### TASK PROMPT
Every line of the data that includes "Operating" should be copied out.
** Opening ENTRIES SHOWN block **
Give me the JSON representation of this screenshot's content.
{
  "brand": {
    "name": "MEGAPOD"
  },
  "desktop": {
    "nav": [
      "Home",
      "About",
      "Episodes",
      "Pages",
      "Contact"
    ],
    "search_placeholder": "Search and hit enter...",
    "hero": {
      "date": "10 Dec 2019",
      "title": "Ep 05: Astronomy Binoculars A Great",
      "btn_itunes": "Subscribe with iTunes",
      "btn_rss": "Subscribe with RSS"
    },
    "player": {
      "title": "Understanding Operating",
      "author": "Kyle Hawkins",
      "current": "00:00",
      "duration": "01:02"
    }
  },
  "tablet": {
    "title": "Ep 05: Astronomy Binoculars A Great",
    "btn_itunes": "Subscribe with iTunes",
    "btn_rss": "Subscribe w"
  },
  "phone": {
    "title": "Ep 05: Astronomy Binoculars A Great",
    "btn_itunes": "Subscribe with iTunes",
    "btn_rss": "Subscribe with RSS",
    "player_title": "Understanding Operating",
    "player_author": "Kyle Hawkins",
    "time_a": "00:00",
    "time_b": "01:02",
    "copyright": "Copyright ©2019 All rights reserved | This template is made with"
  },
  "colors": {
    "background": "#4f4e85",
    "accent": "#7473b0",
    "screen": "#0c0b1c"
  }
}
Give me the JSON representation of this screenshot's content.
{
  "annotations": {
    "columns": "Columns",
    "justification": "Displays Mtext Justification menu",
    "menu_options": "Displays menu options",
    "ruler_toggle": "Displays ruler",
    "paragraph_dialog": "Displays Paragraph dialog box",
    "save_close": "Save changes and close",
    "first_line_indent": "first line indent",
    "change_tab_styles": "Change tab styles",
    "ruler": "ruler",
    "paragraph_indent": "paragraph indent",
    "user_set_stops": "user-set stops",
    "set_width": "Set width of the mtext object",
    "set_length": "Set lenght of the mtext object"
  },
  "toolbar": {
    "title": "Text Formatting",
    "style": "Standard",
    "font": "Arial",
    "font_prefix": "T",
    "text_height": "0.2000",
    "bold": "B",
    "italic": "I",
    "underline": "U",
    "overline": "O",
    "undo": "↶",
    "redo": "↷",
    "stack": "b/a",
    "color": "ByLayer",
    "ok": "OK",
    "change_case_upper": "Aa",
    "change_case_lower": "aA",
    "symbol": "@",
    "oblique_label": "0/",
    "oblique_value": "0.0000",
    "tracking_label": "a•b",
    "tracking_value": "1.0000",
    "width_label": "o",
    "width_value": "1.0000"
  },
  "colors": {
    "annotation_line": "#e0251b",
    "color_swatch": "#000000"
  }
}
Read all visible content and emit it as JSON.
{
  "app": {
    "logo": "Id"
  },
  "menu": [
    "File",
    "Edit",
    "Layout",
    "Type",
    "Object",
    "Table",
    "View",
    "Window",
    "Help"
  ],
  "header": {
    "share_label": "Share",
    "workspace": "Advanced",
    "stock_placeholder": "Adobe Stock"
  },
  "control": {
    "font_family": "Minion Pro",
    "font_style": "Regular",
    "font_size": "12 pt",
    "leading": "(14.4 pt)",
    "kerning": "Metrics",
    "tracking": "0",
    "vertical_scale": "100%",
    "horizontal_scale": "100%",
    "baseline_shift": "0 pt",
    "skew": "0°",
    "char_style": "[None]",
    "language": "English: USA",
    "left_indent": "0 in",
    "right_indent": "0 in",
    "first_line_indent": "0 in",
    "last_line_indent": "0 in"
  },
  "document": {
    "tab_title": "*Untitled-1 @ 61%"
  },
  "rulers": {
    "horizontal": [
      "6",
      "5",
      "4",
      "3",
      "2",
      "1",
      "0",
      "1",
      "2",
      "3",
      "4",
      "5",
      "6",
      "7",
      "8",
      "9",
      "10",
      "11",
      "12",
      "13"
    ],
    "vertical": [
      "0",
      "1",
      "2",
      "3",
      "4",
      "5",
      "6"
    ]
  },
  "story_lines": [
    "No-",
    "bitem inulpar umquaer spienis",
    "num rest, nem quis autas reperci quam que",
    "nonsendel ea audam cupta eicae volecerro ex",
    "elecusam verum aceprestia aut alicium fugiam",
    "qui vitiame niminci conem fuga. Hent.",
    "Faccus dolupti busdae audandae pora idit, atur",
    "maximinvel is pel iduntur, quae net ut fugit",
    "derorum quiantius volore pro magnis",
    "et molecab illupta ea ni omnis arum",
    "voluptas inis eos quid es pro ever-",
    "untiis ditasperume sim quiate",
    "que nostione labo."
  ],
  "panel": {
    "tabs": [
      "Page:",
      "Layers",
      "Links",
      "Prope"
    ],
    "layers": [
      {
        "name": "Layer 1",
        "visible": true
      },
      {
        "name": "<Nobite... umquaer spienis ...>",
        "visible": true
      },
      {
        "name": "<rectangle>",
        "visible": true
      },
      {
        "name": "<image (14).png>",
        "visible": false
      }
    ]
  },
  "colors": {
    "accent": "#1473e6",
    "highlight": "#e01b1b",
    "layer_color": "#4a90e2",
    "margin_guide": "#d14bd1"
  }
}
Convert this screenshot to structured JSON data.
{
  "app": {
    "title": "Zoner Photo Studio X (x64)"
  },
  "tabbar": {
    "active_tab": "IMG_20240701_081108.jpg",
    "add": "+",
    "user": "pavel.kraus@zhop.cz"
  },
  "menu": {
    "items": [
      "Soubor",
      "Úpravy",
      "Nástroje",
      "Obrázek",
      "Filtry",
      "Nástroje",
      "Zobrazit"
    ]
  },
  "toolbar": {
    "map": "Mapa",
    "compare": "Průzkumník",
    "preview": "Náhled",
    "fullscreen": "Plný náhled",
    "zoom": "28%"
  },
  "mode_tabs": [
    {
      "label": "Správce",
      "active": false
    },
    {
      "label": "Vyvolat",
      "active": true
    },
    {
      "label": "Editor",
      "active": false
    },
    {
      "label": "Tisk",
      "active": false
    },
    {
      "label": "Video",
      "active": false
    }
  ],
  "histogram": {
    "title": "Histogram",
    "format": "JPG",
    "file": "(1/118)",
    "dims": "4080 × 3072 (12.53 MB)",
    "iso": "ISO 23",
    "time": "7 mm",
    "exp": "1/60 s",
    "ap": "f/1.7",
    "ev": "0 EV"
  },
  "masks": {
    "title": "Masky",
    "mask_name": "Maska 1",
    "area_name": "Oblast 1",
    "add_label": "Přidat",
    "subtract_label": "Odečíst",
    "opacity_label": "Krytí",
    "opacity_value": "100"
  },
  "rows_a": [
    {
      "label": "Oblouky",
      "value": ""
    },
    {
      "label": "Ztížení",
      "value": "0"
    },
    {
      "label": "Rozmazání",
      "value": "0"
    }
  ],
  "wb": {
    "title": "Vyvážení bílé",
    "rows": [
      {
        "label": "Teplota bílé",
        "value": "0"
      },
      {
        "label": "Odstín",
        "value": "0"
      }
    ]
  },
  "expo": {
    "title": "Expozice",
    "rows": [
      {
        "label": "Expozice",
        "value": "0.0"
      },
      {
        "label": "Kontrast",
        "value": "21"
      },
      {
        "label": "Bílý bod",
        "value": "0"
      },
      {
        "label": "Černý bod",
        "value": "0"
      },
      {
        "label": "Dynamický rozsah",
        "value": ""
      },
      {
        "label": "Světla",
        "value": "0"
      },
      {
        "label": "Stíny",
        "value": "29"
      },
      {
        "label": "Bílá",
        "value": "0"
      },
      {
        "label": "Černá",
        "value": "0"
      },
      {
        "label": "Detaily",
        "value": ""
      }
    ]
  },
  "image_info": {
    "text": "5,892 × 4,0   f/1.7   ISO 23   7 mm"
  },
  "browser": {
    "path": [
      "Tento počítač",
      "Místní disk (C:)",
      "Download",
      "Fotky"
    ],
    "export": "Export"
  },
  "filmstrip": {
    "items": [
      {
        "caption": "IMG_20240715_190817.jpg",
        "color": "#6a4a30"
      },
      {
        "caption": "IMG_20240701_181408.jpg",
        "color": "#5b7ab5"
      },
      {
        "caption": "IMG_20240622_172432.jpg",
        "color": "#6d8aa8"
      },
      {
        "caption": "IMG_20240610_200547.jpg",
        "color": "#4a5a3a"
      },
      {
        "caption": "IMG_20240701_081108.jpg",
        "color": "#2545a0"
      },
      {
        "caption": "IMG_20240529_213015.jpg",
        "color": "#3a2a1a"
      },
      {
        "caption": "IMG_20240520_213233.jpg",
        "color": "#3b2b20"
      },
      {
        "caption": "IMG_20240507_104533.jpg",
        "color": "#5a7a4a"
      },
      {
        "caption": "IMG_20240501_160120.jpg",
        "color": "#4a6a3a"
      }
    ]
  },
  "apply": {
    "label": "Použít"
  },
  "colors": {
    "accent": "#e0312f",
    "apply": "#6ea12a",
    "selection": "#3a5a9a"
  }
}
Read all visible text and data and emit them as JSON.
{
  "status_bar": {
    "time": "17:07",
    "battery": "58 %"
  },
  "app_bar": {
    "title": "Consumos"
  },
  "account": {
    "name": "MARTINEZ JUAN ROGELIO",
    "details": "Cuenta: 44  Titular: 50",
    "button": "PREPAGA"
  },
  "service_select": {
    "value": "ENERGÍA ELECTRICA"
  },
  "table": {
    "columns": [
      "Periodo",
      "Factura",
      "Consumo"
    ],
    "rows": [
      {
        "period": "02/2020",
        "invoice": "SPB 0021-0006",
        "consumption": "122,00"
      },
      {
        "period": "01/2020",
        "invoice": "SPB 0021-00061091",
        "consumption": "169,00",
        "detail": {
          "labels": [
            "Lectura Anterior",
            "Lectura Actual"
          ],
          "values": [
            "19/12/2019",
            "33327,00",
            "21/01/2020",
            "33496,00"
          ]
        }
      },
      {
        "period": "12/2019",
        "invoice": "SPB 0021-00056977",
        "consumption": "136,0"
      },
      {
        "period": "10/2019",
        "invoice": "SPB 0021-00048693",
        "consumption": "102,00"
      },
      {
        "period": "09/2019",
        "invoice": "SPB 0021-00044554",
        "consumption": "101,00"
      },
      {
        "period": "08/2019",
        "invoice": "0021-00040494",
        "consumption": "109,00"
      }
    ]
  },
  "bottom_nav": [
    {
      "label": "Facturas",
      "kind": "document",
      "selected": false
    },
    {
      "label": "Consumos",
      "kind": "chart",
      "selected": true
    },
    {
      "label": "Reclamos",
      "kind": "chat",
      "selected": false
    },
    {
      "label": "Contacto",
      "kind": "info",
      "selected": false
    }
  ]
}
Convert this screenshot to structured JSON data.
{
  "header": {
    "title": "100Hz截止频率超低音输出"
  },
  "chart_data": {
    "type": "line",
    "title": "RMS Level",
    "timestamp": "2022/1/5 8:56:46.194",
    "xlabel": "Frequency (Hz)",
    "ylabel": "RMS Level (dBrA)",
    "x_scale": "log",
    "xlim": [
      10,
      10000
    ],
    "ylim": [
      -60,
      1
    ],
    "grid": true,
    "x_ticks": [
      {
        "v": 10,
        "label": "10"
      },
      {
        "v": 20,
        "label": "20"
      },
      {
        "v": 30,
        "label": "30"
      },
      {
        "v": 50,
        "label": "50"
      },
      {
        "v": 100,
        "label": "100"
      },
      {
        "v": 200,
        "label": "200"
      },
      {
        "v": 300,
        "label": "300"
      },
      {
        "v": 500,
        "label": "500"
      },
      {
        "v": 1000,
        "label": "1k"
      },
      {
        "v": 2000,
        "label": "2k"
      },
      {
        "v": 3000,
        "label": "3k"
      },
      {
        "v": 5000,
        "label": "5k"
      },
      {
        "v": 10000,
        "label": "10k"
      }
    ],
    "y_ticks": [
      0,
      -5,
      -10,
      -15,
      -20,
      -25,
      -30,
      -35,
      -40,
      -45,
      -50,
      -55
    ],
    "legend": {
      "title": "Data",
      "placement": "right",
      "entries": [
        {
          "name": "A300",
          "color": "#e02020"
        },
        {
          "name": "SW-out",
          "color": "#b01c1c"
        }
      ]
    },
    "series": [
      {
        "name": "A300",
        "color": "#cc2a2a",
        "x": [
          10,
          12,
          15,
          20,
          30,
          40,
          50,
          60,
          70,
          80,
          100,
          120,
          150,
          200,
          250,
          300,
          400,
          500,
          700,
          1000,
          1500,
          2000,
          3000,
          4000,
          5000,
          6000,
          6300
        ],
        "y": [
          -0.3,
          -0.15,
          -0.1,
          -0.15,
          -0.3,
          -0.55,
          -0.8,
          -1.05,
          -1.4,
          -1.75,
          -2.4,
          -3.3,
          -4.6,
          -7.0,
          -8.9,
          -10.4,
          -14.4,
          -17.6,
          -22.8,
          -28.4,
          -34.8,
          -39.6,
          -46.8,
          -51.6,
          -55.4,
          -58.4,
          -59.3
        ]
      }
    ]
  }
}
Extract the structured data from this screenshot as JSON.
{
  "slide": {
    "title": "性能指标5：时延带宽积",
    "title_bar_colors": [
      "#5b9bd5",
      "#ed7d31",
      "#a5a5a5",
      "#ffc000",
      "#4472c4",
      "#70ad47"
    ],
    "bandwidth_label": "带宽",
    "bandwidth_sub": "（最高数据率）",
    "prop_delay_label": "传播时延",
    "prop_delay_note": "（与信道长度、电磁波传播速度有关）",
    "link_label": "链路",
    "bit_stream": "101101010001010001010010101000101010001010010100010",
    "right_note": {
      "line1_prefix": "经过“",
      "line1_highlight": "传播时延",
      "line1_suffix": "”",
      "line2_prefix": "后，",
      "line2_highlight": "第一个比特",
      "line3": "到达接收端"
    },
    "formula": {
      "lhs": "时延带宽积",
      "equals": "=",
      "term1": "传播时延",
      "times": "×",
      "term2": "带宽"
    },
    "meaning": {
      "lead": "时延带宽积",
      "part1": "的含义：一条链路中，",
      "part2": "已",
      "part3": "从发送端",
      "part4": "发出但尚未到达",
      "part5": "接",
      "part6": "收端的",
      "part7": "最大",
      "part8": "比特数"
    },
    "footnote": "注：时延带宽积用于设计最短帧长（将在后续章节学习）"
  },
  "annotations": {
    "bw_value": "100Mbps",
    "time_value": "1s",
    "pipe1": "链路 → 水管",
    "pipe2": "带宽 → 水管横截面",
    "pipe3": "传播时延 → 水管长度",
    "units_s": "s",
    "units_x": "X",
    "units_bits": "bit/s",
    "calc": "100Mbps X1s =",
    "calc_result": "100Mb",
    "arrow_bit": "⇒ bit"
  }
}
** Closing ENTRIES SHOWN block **
### RESPONSE TO THE TASK
      "title": "Understanding Operating",
    "player_title": "Understanding Operating",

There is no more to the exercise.